* **WHAT YOU SHOULD DO**: Among the lines below, which ones contain the word "name"? Copy every such line.

──────── DATASET

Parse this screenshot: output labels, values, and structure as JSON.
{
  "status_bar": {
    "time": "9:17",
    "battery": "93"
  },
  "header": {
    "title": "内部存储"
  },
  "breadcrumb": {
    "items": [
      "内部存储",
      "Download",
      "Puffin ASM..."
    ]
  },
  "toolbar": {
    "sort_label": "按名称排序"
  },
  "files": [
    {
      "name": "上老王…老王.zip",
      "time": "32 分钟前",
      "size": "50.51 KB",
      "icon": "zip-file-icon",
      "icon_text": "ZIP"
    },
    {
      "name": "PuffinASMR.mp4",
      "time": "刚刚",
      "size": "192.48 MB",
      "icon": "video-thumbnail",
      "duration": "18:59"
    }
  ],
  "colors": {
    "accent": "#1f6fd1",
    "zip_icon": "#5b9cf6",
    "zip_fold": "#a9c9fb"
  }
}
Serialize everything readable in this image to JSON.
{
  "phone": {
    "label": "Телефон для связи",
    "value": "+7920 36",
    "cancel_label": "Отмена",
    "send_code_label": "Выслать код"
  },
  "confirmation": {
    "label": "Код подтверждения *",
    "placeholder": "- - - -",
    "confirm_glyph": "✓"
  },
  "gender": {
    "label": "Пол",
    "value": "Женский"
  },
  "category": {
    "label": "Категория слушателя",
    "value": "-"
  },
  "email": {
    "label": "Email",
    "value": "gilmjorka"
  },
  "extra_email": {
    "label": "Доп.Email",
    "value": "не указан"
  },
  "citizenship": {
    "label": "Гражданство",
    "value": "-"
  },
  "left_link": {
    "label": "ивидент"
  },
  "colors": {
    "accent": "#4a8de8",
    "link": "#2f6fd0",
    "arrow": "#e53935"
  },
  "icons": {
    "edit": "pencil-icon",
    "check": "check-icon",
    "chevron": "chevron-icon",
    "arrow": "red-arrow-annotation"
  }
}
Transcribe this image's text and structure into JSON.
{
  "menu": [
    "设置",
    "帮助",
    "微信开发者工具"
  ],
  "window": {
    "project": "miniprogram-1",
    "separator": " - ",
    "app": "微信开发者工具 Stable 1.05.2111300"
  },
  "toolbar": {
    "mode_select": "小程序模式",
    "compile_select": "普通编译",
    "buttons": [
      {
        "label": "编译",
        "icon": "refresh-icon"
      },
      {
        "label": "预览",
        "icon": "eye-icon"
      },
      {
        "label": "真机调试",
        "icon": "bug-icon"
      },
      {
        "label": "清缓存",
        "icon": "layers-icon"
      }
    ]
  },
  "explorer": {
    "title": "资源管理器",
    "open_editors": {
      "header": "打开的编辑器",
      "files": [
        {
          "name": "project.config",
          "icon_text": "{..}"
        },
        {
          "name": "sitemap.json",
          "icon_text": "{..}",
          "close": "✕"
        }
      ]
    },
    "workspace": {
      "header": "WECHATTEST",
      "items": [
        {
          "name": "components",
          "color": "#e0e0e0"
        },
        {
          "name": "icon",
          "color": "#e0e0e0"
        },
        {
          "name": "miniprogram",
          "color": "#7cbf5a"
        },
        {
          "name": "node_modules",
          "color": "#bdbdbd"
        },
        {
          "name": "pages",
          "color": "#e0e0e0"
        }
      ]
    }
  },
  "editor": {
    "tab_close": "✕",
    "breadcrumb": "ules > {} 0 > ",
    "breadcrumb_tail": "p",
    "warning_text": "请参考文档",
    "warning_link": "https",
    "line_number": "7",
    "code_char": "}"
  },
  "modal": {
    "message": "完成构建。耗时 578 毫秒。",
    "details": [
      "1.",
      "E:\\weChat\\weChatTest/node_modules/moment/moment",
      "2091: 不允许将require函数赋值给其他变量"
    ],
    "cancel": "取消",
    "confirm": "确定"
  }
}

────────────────

* **EXERCISE SOLUTION**:
      "name": "上老王…老王.zip",
      "name": "PuffinASMR.mp4",
          "name": "project.config",
          "name": "sitemap.json",
          "name": "components",
          "name": "icon",
          "name": "miniprogram",
          "name": "node_modules",
          "name": "pages",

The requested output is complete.